“My struggle to understand the traditions I belong to as mutually enriching rather than mutually exclusive is the story of a generation of young people standing at the crossroads of inheritance and discovery, trying to look both ways at once.”
Too often, violence committed by extremists overshadows the stories of young people who are committed to building bridges between people of different religious traditions. Eboo Patel is the founder and executive director of the Interfaith Youth Core. The goal of the program is to create a community of young people who are working to foster understanding between people of different religious backgrounds. In his memoir, Acts of Faith, Patel describes the roots of his own activism:
I am an American Muslim from India. My adolescence was a series of rejections, one after another, of the various dimensions of my heritage, in the belief that America, India, and Islam could not coexist within the same being. If I wanted to be one, I could not be the others. My struggle to understand the traditions I belong to as mutually enriching rather than mutually exclusive is the story of a generation of young people standing at the crossroads of inheritance and discovery, trying to look both ways at once. There is a strong connection between finding a sense of inner coherence and developing a commitment to pluralism. And that has everything to do with who meets you at the crossroads.

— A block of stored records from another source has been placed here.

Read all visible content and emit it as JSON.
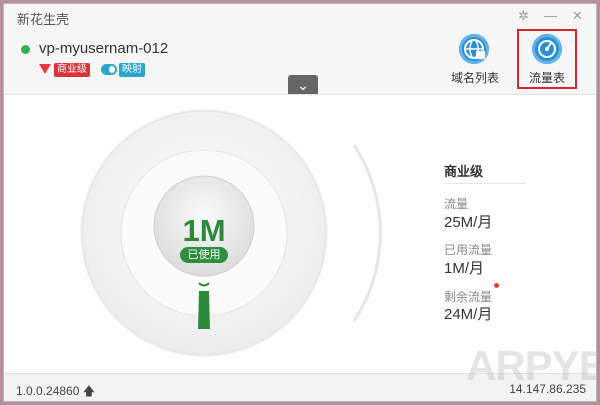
{
  "window": {
    "title": "新花生壳",
    "settings_glyph": "✲",
    "minimize_glyph": "—",
    "close_glyph": "✕"
  },
  "server": {
    "name": "vp-myusernam-012",
    "tier_badge": "商业级",
    "mapping_badge": "映射"
  },
  "toolbar": {
    "domain_list_label": "域名列表",
    "traffic_label": "流量表"
  },
  "collapse_glyph": "⌄",
  "gauge": {
    "used_value": "1M",
    "used_label": "已使用",
    "used_fraction": 0.04
  },
  "info": {
    "tier": "商业级",
    "traffic_label": "流量",
    "traffic_value": "25M/月",
    "used_label": "已用流量",
    "used_value": "1M/月",
    "remaining_label": "剩余流量",
    "remaining_value": "24M/月"
  },
  "footer": {
    "version": "1.0.0.24860",
    "update_glyph": "🡅",
    "ip": "14.147.86.235"
  },
  "watermark": "ARPYE",
  "colors": {
    "accent_blue": "#2b8fd4",
    "status_green": "#2fb34a",
    "gauge_green": "#2d8a3c",
    "badge_red": "#d9343a",
    "highlight_red": "#d6272e"
  }
}
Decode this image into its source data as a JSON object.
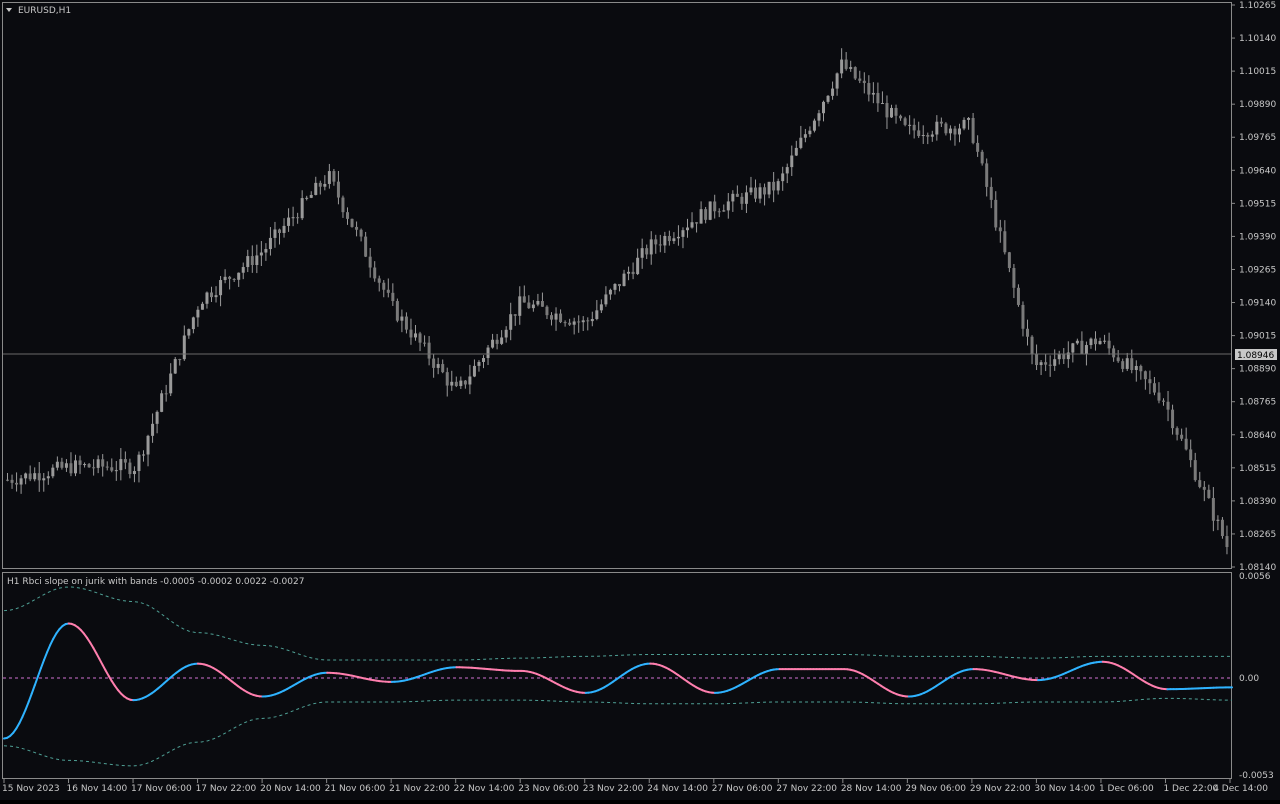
{
  "main_chart": {
    "symbol_label": "EURUSD,H1",
    "price_ticks": [
      "1.10265",
      "1.10140",
      "1.10015",
      "1.09890",
      "1.09765",
      "1.09640",
      "1.09515",
      "1.09390",
      "1.09265",
      "1.09140",
      "1.09015",
      "1.08890",
      "1.08765",
      "1.08640",
      "1.08515",
      "1.08390",
      "1.08265",
      "1.08140"
    ],
    "current_price": "1.08946"
  },
  "indicator": {
    "header": "H1  Rbci slope on jurik with bands  -0.0005 -0.0002 0.0022 -0.0027",
    "ticks": [
      "0.0056",
      "0.00",
      "-0.0053"
    ]
  },
  "time_axis": [
    "15 Nov 2023",
    "16 Nov 14:00",
    "17 Nov 06:00",
    "17 Nov 22:00",
    "20 Nov 14:00",
    "21 Nov 06:00",
    "21 Nov 22:00",
    "22 Nov 14:00",
    "23 Nov 06:00",
    "23 Nov 22:00",
    "24 Nov 14:00",
    "27 Nov 06:00",
    "27 Nov 22:00",
    "28 Nov 14:00",
    "29 Nov 06:00",
    "29 Nov 22:00",
    "30 Nov 14:00",
    "1 Dec 06:00",
    "1 Dec 22:00",
    "4 Dec 14:00"
  ],
  "colors": {
    "background": "#0a0b0f",
    "frame": "#8a8a8a",
    "candle": "#9a9a9a",
    "rising": "#2fb3ff",
    "falling": "#ff7fae",
    "band": "#4fa095",
    "zero_line": "#d070d0"
  },
  "chart_data": [
    {
      "type": "line",
      "title": "EURUSD,H1",
      "note_series": "hourly candlesticks (approximate close path)",
      "x": [
        "15 Nov 2023",
        "16 Nov 14:00",
        "17 Nov 06:00",
        "17 Nov 22:00",
        "20 Nov 14:00",
        "21 Nov 06:00",
        "21 Nov 22:00",
        "22 Nov 14:00",
        "23 Nov 06:00",
        "23 Nov 22:00",
        "24 Nov 14:00",
        "27 Nov 06:00",
        "27 Nov 22:00",
        "28 Nov 14:00",
        "29 Nov 06:00",
        "29 Nov 22:00",
        "30 Nov 14:00",
        "1 Dec 06:00",
        "1 Dec 22:00",
        "4 Dec 14:00"
      ],
      "series": [
        {
          "name": "",
          "values": [
            1.0847,
            1.0852,
            1.0852,
            1.0915,
            1.0934,
            1.0962,
            1.0912,
            1.088,
            1.0914,
            1.0906,
            1.0935,
            1.095,
            1.0958,
            1.1004,
            1.0979,
            1.0981,
            1.089,
            1.09,
            1.0878,
            1.0822
          ]
        }
      ],
      "ylim": [
        1.0814,
        1.10265
      ],
      "current_price": 1.08946
    },
    {
      "type": "line",
      "title": "Rbci slope on jurik with bands",
      "x": [
        "15 Nov 2023",
        "16 Nov 14:00",
        "17 Nov 06:00",
        "17 Nov 22:00",
        "20 Nov 14:00",
        "21 Nov 06:00",
        "21 Nov 22:00",
        "22 Nov 14:00",
        "23 Nov 06:00",
        "23 Nov 22:00",
        "24 Nov 14:00",
        "27 Nov 06:00",
        "27 Nov 22:00",
        "28 Nov 14:00",
        "29 Nov 06:00",
        "29 Nov 22:00",
        "30 Nov 14:00",
        "1 Dec 06:00",
        "1 Dec 22:00",
        "4 Dec 14:00"
      ],
      "series": [
        {
          "name": "",
          "values": [
            -0.0033,
            0.003,
            -0.0012,
            0.0008,
            -0.001,
            0.0003,
            -0.0002,
            0.0006,
            0.0004,
            -0.0008,
            0.0008,
            -0.0008,
            0.0005,
            0.0005,
            -0.001,
            0.0005,
            -0.0001,
            0.0009,
            -0.0006,
            -0.0005
          ]
        },
        {
          "name": "",
          "values": [
            0.0037,
            0.005,
            0.0042,
            0.0025,
            0.0018,
            0.001,
            0.001,
            0.001,
            0.0011,
            0.0012,
            0.0013,
            0.0013,
            0.0013,
            0.0013,
            0.0012,
            0.0012,
            0.0011,
            0.0012,
            0.0012,
            0.0012
          ]
        },
        {
          "name": "",
          "values": [
            -0.0037,
            -0.0045,
            -0.0048,
            -0.0035,
            -0.0022,
            -0.0013,
            -0.0013,
            -0.0012,
            -0.0012,
            -0.0013,
            -0.0014,
            -0.0014,
            -0.0013,
            -0.0013,
            -0.0014,
            -0.0014,
            -0.0013,
            -0.0013,
            -0.0011,
            -0.0012
          ]
        }
      ],
      "ylim": [
        -0.0053,
        0.0056
      ],
      "zero_line": 0.0
    }
  ]
}
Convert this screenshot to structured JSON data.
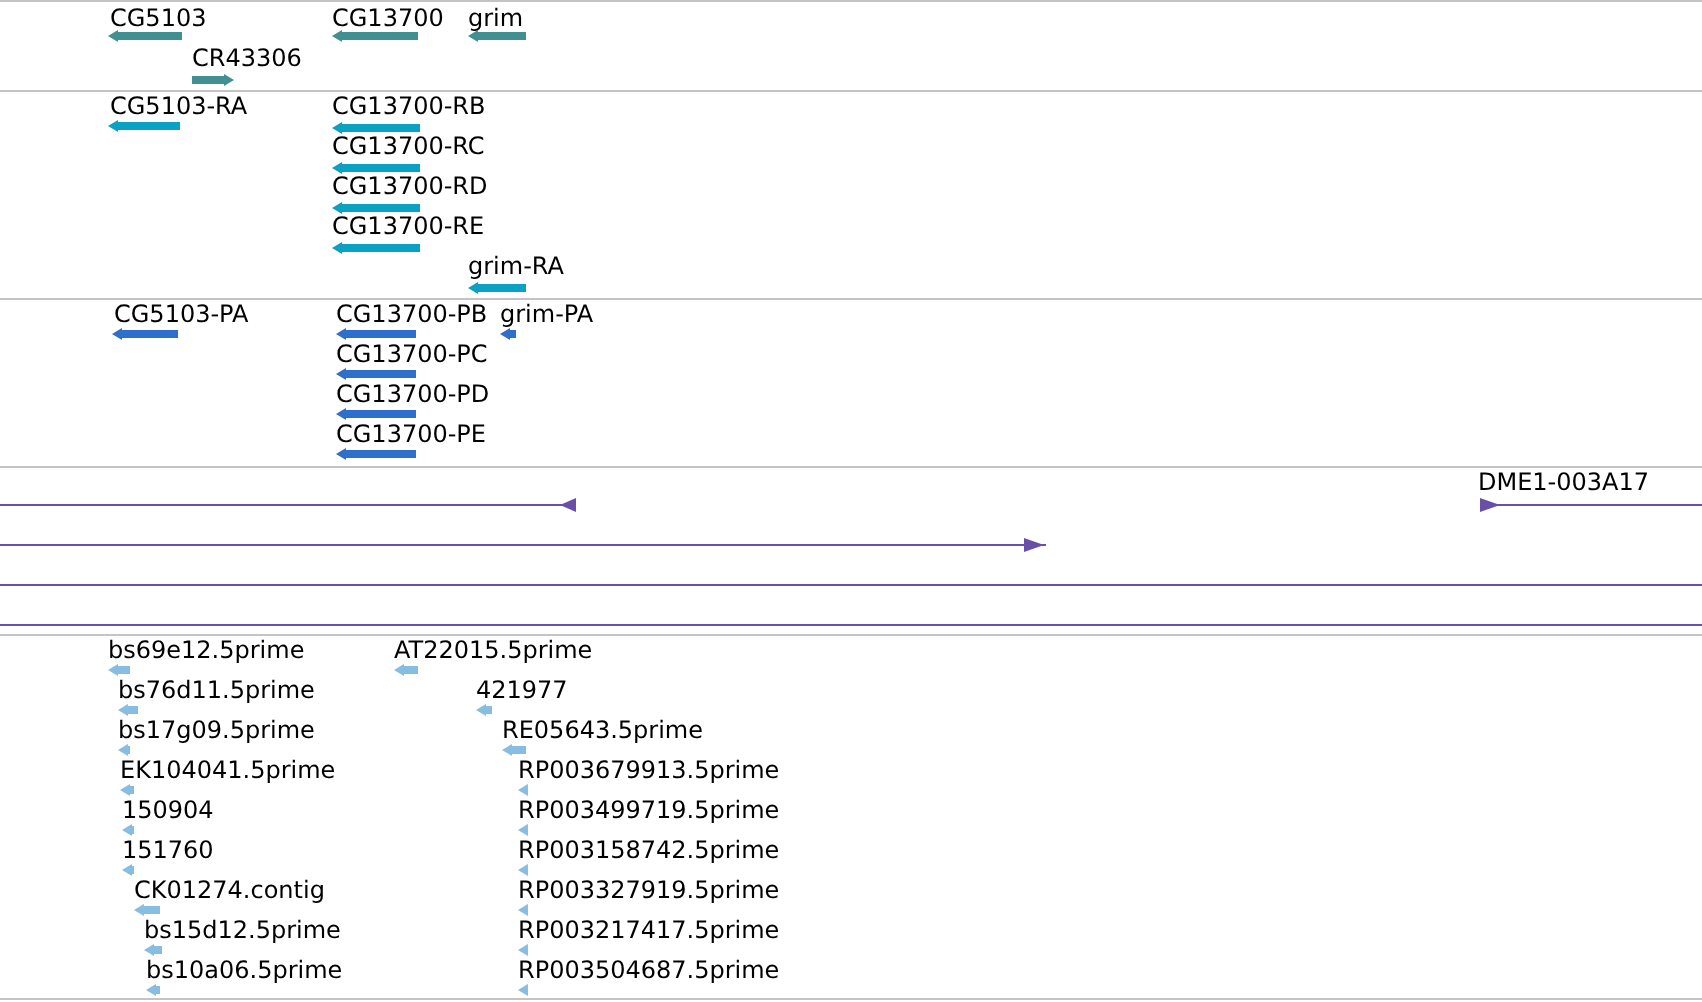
{
  "tracks": [
    {
      "kind": "block",
      "color": "#3f8f93",
      "features": [
        {
          "label": "CG5103",
          "kind": "reverse"
        },
        {
          "label": "CG13700",
          "kind": "reverse"
        },
        {
          "label": "grim",
          "kind": "reverse"
        },
        {
          "label": "CR43306",
          "kind": "forward"
        }
      ]
    },
    {
      "kind": "block",
      "color": "#0aa2c4",
      "features": [
        {
          "label": "CG5103-RA",
          "kind": "reverse"
        },
        {
          "label": "CG13700-RB",
          "kind": "reverse"
        },
        {
          "label": "CG13700-RC",
          "kind": "reverse"
        },
        {
          "label": "CG13700-RD",
          "kind": "reverse"
        },
        {
          "label": "CG13700-RE",
          "kind": "reverse"
        },
        {
          "label": "grim-RA",
          "kind": "reverse"
        }
      ]
    },
    {
      "kind": "block",
      "color": "#2f6fcc",
      "features": [
        {
          "label": "CG5103-PA",
          "kind": "reverse"
        },
        {
          "label": "CG13700-PB",
          "kind": "reverse"
        },
        {
          "label": "CG13700-PC",
          "kind": "reverse"
        },
        {
          "label": "CG13700-PD",
          "kind": "reverse"
        },
        {
          "label": "CG13700-PE",
          "kind": "reverse"
        },
        {
          "label": "grim-PA",
          "kind": "reverse"
        }
      ]
    },
    {
      "kind": "line",
      "color": "#6a4fa8",
      "features": [
        {
          "kind": "reverse"
        },
        {
          "label": "DME1-003A17",
          "kind": "forward"
        },
        {
          "kind": "forward"
        },
        {
          "kind": "unheaded"
        },
        {
          "kind": "unheaded"
        }
      ]
    },
    {
      "kind": "block",
      "color": "#86bde0",
      "features": [
        {
          "label": "bs69e12.5prime",
          "kind": "reverse"
        },
        {
          "label": "bs76d11.5prime",
          "kind": "reverse"
        },
        {
          "label": "bs17g09.5prime",
          "kind": "reverse"
        },
        {
          "label": "EK104041.5prime",
          "kind": "reverse"
        },
        {
          "label": "150904",
          "kind": "reverse"
        },
        {
          "label": "151760",
          "kind": "reverse"
        },
        {
          "label": "CK01274.contig",
          "kind": "reverse"
        },
        {
          "label": "bs15d12.5prime",
          "kind": "reverse"
        },
        {
          "label": "bs10a06.5prime",
          "kind": "reverse"
        },
        {
          "label": "AT22015.5prime",
          "kind": "reverse"
        },
        {
          "label": "421977",
          "kind": "reverse"
        },
        {
          "label": "RE05643.5prime",
          "kind": "reverse"
        },
        {
          "label": "RP003679913.5prime",
          "kind": "reverse"
        },
        {
          "label": "RP003499719.5prime",
          "kind": "reverse"
        },
        {
          "label": "RP003158742.5prime",
          "kind": "reverse"
        },
        {
          "label": "RP003327919.5prime",
          "kind": "reverse"
        },
        {
          "label": "RP003217417.5prime",
          "kind": "reverse"
        },
        {
          "label": "RP003504687.5prime",
          "kind": "reverse"
        }
      ]
    }
  ]
}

When I was in college, I had the sudden realization that all of my heroes were people of deep faith: Dorothy Day, the Dalai Lama, Martin Luther King Jr., Mahatma Gandhi, Malcolm X, the Aga Khan. Moreover, they were all of different faiths. A little more research revealed two additional insights. First, religious cooperation had been central to the work of most of these faith heroes. The Reverend Martin Luther King Jr. partnered with Rabbi Abraham Joshua Heschel in the struggle for civil rights. Mahatma Gandhi stated that Hindu Muslim unity was just as important to him as a free India. Second, each of my faith heroes assumed an important leadership role at a young age. King was only twenty-six years old when he led the Montgomery bus boycott. Gandhi was even younger when he started his movement against unjust laws in early-twentieth-century South Africa.
. . . In high school, the group I ate lunch with included a Cuban Jew, a Nigerian Evangelical, and an Indian Hindu. We were all devout to a degree, but we almost never talked about our religions with one another. Often somebody would announce at the table that he couldn’t eat a certain kind of food, or any food at all, for a period of time. We all knew religion hovered behind this, but nobody ever offered any explanation deeper than “my mom said,” and nobody ever asked for one.
This silent pact relieved all of us. We were not equipped with a language that allowed us to explain our faith to others or to ask about anyone else’s. Back then, I thought little about the dangers lurking within this absence.
A few years after we graduated, my Jewish friend reminded me of a dark time during our adolescence. There were a group of kids in our high school who, for several weeks, took up scrawling anti-Semitic slurs on classroom desks and making obscene statements about Jews in the hallways. I did not confront them. I did not comfort my Jewish friend. I knew little about what Judaism meant to him, less about the emotional effects of anti-Semitism, and next to nothing about how to stop religious bigotry. So I averted my eyes and avoided my friend, because I couldn’t stand to face him.
A few years later, he described to me the fear he had experienced coming to school those days, and his utter loneliness as he had watched his close friends simply stand by. Hearing him recount his suffering and my complicity is the single most humiliating experience of my life. I did not know it in high school, but my silence was betrayal: betrayal of Islam, which calls upon Muslims to be courageous and compassionate in the face of injustice; betrayal of America, a nation that relies on its citizens to hold up the bridges of pluralism when others try to destroy them; betrayal of India, a country that has too often seen blood flow in its cities and villages when extremists target minorities and others fail to protect them.
My friend needed more than my silent presence at the lunch table. Pluralism is not a default position, an autopilot mode. Pluralism is an intentional commitment that is imprinted through action. It requires deliberate engagement with difference, outspoken loyalty to others, and proactive protection in the breach. You have to choose to step off the faith line onto the side of pluralism, and then you have to make your voice heard. To follow Robert Frost, it is easy to see the death of pluralism in the fire of a suicide bombing. But the ice of silence will kill it just as well.1
- Interfaith : A term that describes actions, events, or organizations that bring together persons of different religious faiths and affiliations.
- pluralism : The term refers to the belief that diversity is an asset to a society. See also: multiculturalism.
- 1 : Reprinted from Acts of Faith: The Story of an American Muslim, the Struggle for the Soul of a Generation, by permission of Beacon Press